WHAT THE TASK ASKS → All the entries below should be reproduced exactly.

>>>>>

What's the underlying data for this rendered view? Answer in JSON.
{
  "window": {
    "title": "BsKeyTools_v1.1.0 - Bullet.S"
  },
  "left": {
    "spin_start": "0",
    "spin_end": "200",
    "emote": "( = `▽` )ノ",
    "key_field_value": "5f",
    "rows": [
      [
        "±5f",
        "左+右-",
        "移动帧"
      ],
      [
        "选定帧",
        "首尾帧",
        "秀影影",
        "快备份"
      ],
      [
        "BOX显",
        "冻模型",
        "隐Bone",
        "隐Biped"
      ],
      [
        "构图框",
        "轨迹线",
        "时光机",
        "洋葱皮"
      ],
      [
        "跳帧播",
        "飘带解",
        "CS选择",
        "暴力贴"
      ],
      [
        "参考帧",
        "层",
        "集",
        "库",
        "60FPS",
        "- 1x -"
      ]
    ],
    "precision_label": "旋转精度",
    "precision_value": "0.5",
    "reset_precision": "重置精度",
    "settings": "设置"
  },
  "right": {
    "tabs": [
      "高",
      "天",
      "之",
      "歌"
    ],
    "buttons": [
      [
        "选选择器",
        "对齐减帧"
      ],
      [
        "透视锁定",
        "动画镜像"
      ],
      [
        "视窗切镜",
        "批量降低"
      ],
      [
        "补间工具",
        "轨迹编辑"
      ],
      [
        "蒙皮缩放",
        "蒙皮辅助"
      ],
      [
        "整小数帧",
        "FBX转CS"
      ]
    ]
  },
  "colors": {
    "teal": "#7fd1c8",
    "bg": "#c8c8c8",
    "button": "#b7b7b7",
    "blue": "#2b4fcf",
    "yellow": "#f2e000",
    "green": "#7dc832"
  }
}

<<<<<

WRITTEN REPLY →
What's the underlying data for this rendered view? Answer in JSON.
{
  "window": {
    "title": "BsKeyTools_v1.1.0 - Bullet.S"
  },
  "left": {
    "spin_start": "0",
    "spin_end": "200",
    "emote": "( = `▽` )ノ",
    "key_field_value": "5f",
    "rows": [
      [
        "±5f",
        "左+右-",
        "移动帧"
      ],
      [
        "选定帧",
        "首尾帧",
        "秀影影",
        "快备份"
      ],
      [
        "BOX显",
        "冻模型",
        "隐Bone",
        "隐Biped"
      ],
      [
        "构图框",
        "轨迹线",
        "时光机",
        "洋葱皮"
      ],
      [
        "跳帧播",
        "飘带解",
        "CS选择",
        "暴力贴"
      ],
      [
        "参考帧",
        "层",
        "集",
        "库",
        "60FPS",
        "- 1x -"
      ]
    ],
    "precision_label": "旋转精度",
    "precision_value": "0.5",
    "reset_precision": "重置精度",
    "settings": "设置"
  },
  "right": {
    "tabs": [
      "高",
      "天",
      "之",
      "歌"
    ],
    "buttons": [
      [
        "选选择器",
        "对齐减帧"
      ],
      [
        "透视锁定",
        "动画镜像"
      ],
      [
        "视窗切镜",
        "批量降低"
      ],
      [
        "补间工具",
        "轨迹编辑"
      ],
      [
        "蒙皮缩放",
        "蒙皮辅助"
      ],
      [
        "整小数帧",
        "FBX转CS"
      ]
    ]
  },
  "colors": {
    "teal": "#7fd1c8",
    "bg": "#c8c8c8",
    "button": "#b7b7b7",
    "blue": "#2b4fcf",
    "yellow": "#f2e000",
    "green": "#7dc832"
  }
}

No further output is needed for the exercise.